As science speeds up, new approaches to manufacturing aim to get medicines to patients faster.

From restauranteurs to retailers, businesses of all kinds are embracing the power of the “pop-up.” But for the makers of medicines, the potential for flexible, quick-setup facilities isn’t about testing a new idea or generating marketing buzz, it’s about keeping pace with the speed of scientific innovation.

The traditional approach to medicine manufacturing was developed in an era before gene sequencing and big data. In brick-and-mortar facilities, manufacturers typically produced medicines through a “batch” process defined by stops and starts, and limited by geography. But as breakthroughs in life sciences and technology move medicine out of a one-size-fits-all mindset, manufacturing is increasingly taking advantage of cutting-edge technologies to help meet the demand for smaller batches of medicines through POD – or modular – manufacturing.

“The scientific and business environments are changing rapidly and we need to be responsive to changes in demand, especially with some emerging treatments – in rare diseases and cancer, for example,” said Alton Johnson, vice president of Global Technology Services at Pfizer. “We need to be able to shorten lead time and reduce response time, to be able to get products to patients faster.”

Faster and Smaller

As opposed to capital-intensive, fixed-location manufacturing facilities, the portable, continuous, miniature and modular (PCMM) units, or PODs, can be deployed anywhere in the world and quickly assembled to meet local needs and leverage local skills. While a standard manufacturing facility takes about two to three years to set up and start running, PODs can be implemented in less than a year. And they require a physical footprint 60 to 70% smaller than a traditional facility.

What’s more, given the capability for continuous production, real-time remote monitoring and other advanced manufacturing innovations encased within each unit, PODs can cut the manufacturing time of a tablet from days or weeks to minutes.

“If we have an early signal that a new cancer medicine may be effective, for example, and can move a product through clinical trials more quickly, then we need the infrastructure and quality systems to be able to manufacture more quickly as well,” said Johnson. 

Supporting Personalized Manufacturing

As the trend toward personalized medicine continues to grow, Johnson said, POD manufacturing could evolve to support entirely new paradigms in the delivery and distribution of medicines.

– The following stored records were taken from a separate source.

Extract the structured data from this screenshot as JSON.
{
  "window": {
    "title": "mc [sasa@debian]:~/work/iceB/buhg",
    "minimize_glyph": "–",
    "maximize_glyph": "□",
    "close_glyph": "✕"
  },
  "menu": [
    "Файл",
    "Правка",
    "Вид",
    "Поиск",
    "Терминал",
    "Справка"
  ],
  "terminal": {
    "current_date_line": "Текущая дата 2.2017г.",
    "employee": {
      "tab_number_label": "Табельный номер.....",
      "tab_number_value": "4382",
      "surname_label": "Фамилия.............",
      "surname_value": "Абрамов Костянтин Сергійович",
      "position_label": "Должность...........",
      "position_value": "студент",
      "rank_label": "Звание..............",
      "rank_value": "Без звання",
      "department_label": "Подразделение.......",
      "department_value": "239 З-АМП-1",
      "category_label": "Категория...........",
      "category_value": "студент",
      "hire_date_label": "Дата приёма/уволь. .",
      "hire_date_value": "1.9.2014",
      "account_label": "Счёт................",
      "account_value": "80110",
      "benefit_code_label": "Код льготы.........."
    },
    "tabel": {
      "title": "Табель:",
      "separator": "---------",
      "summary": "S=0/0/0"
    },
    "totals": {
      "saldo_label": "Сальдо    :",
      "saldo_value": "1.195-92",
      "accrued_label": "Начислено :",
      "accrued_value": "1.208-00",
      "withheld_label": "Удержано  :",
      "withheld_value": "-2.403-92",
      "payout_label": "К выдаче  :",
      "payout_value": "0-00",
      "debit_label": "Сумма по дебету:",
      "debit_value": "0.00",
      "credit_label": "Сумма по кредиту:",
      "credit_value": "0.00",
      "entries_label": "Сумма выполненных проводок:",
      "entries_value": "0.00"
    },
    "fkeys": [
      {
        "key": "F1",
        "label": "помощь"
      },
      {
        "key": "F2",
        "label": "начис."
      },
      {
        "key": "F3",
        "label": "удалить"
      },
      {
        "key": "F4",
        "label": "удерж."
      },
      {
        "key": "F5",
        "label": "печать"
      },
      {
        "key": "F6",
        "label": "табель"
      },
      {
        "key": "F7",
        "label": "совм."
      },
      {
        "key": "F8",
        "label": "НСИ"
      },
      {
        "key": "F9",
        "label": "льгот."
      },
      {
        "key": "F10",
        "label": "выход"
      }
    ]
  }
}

“When we get to individualized therapies, I think we’re going to need an even smaller and even more flexible footprint. There are a number of concepts under development where you could place PODS locally in hospitals or pharmacies – or even where the final prep is right there with the patient,” he said. “It’s really bringing the production much closer to the patient.”